By Heather Fabritze
Continuing discussions held last semester surrounding accessibility in the Clifton M. Miller Memorial Library, the building staff hosted a focus group on Wednesday, Nov. 15 for an hour-long conversation on future initiatives.
The library applied for a monetary grant through the American Library Association in the winter of last year to increase accessibility of facilities, programs, and services. According to Public Services Librarian Andrea Boothby Rice, receiving a grant from ALA required them to hold a formal discussion with the intended audience of their grant.
This group meeting ensured that the library was “aligning [their] project with the needs of the community” by polling actual users of the space.
The staff had informal conversations with students before submitting the grant, allowing them to develop a more thorough idea of what their goals would look like in the long-run. After receiving the funds, they would be able to revisit those ideas in order to adjust their plans to their updated budget.
One such initiative that they have been floating since February this year was the creation of sensory carts to adjust student experiences around spaces in the library.
While a full sensory room was ideal, the execution was not possible with the funds that they received from the ALA. According to Boothby Rice, they are still currently exploring other “options that could make [the sensory room] happen.”
Another potential plan to come out of the focus group was the development of a mentoring program that would pair librarians with students who have library anxiety.
Boothby Rice feels hopeful about the library’s future accessibility initiatives after the formal conversation.

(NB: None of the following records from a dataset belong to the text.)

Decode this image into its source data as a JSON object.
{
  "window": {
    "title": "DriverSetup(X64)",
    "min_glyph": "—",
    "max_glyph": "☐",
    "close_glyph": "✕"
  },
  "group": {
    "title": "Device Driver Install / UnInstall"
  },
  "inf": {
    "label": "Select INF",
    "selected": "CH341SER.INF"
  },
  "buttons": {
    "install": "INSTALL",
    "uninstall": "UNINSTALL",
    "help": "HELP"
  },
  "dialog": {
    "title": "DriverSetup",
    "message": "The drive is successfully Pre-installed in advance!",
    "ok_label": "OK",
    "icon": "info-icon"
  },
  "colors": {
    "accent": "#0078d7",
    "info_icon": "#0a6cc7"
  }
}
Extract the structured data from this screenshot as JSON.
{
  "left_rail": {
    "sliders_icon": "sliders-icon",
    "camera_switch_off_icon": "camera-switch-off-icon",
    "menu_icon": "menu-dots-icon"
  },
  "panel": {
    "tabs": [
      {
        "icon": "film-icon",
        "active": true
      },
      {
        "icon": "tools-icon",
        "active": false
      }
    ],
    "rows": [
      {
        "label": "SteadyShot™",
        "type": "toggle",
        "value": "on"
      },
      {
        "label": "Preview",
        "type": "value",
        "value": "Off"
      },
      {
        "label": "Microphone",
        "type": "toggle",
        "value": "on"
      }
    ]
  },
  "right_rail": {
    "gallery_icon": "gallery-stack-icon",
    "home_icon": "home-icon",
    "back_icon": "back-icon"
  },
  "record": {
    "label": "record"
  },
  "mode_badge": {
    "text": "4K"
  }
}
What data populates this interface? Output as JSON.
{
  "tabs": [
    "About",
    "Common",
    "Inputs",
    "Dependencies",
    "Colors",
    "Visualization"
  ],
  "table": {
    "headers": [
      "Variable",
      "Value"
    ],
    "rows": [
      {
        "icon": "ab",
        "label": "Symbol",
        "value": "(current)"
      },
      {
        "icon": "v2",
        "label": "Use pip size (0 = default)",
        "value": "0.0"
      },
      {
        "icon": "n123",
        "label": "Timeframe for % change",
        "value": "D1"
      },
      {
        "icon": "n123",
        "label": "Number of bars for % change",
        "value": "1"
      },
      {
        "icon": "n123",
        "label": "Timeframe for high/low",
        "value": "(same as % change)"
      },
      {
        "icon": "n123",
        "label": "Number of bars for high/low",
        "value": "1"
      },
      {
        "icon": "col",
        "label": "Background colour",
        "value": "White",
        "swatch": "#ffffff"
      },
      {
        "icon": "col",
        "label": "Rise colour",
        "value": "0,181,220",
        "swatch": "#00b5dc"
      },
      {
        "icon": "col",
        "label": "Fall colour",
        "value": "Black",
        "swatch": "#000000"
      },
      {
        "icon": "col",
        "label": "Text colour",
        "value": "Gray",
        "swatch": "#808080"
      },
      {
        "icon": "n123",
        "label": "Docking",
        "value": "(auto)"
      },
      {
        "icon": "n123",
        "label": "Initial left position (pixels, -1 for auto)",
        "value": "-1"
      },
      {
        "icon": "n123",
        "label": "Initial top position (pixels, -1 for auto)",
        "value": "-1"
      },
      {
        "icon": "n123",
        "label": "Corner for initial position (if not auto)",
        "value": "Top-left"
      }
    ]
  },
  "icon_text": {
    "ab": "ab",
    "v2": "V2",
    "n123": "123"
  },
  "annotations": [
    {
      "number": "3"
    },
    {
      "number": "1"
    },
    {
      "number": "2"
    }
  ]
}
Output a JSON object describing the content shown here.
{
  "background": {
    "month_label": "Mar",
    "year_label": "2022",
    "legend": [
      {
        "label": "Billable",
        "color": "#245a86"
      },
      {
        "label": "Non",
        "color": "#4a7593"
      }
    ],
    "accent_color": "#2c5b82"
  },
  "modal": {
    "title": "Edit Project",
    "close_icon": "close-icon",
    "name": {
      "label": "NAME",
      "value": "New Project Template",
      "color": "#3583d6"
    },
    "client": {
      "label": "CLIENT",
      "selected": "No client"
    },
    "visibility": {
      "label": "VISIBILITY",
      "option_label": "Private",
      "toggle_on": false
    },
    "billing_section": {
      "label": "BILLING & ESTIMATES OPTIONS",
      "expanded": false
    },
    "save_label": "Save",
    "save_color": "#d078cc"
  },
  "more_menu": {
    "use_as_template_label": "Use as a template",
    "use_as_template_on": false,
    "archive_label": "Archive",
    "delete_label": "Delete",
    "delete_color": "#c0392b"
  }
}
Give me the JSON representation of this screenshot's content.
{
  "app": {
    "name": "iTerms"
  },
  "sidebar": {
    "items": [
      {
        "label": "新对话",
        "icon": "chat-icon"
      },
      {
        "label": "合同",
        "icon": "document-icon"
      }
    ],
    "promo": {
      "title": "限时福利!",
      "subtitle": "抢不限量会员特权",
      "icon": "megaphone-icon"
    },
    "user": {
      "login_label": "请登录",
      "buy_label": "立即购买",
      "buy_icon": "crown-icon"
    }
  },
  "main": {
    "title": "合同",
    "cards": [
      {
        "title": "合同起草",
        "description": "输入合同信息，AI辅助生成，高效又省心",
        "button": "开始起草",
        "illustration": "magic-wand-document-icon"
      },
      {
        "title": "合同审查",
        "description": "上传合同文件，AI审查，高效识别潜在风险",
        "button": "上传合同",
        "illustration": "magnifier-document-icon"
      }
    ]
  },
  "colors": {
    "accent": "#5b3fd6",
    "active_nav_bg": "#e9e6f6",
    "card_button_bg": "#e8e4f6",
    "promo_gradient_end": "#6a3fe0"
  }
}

“After our focus group, we believe our project addresses many of the needs expressed by the students in attendance,” Boothby Rice said.